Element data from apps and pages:
'''
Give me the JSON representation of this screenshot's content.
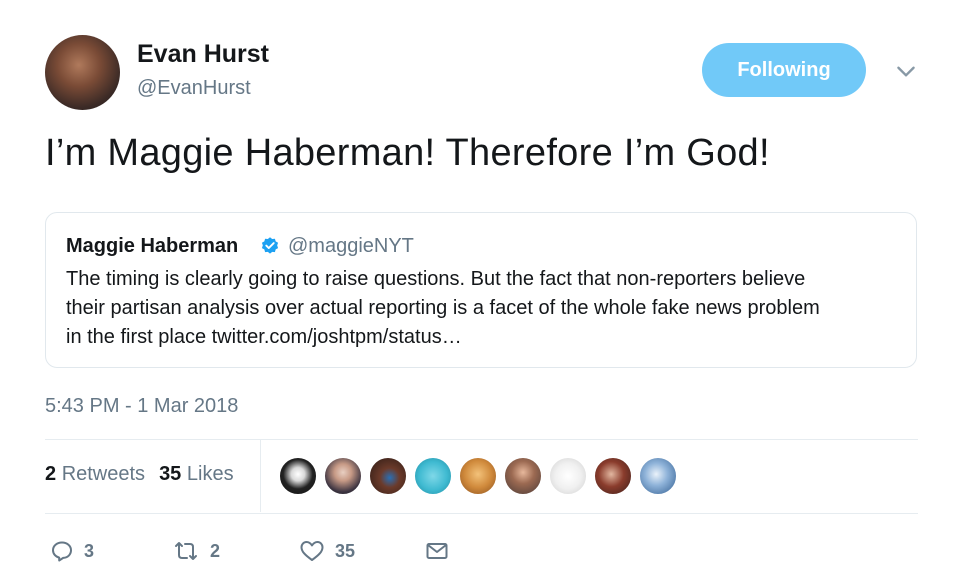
{
  "author": {
    "name": "Evan Hurst",
    "handle": "@EvanHurst"
  },
  "follow_button": {
    "label": "Following",
    "color": "#71c9f8"
  },
  "tweet": {
    "text": "I’m Maggie Haberman! Therefore I’m God!",
    "timestamp": "5:43 PM - 1 Mar 2018"
  },
  "quoted": {
    "name": "Maggie Haberman",
    "verified_icon": "verified-badge-icon",
    "handle": "@maggieNYT",
    "lines": [
      "The timing is clearly going to raise questions. But the fact that non-reporters believe",
      "their partisan analysis over actual reporting is a facet of the whole fake news problem",
      "in the first place twitter.com/joshtpm/status…"
    ]
  },
  "stats": {
    "retweets_count": "2",
    "retweets_label": "Retweets",
    "likes_count": "35",
    "likes_label": "Likes",
    "likers_shown": 9
  },
  "actions": {
    "reply_count": "3",
    "retweet_count": "2",
    "like_count": "35"
  },
  "colors": {
    "accent": "#71c9f8",
    "text": "#14171a",
    "muted": "#657786",
    "border": "#e1e8ed"
  }
}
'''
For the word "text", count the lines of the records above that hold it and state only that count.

2